Below are records; work out how many of their lines contain the word "Settings" and reply with the number only.

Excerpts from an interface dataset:
_ _ _ _ _ _ _

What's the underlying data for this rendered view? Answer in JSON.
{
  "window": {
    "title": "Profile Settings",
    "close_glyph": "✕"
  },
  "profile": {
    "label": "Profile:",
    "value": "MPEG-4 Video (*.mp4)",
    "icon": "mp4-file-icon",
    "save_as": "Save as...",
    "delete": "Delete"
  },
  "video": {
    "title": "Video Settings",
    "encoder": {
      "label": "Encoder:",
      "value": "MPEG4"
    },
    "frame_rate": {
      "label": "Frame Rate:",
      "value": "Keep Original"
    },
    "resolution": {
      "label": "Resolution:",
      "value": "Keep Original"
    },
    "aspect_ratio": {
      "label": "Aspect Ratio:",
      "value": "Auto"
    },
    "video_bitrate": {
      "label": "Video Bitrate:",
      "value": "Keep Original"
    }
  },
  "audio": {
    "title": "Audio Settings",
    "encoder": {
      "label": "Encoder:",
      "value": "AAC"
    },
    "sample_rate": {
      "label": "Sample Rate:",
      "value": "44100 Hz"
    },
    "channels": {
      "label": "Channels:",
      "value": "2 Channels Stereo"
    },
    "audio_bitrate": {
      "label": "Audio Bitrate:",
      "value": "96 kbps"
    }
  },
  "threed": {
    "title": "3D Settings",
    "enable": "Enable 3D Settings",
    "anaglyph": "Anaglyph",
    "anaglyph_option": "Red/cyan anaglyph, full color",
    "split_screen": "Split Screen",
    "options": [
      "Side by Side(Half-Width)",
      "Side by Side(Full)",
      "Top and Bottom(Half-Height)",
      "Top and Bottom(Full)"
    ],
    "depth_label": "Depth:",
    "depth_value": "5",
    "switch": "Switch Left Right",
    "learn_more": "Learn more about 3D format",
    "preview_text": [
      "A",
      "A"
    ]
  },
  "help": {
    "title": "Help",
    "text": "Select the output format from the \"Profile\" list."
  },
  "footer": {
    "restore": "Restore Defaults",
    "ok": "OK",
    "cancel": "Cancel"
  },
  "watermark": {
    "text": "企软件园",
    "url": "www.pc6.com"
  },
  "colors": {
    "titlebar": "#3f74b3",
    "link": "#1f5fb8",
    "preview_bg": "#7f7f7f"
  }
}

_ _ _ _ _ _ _

> Task result
5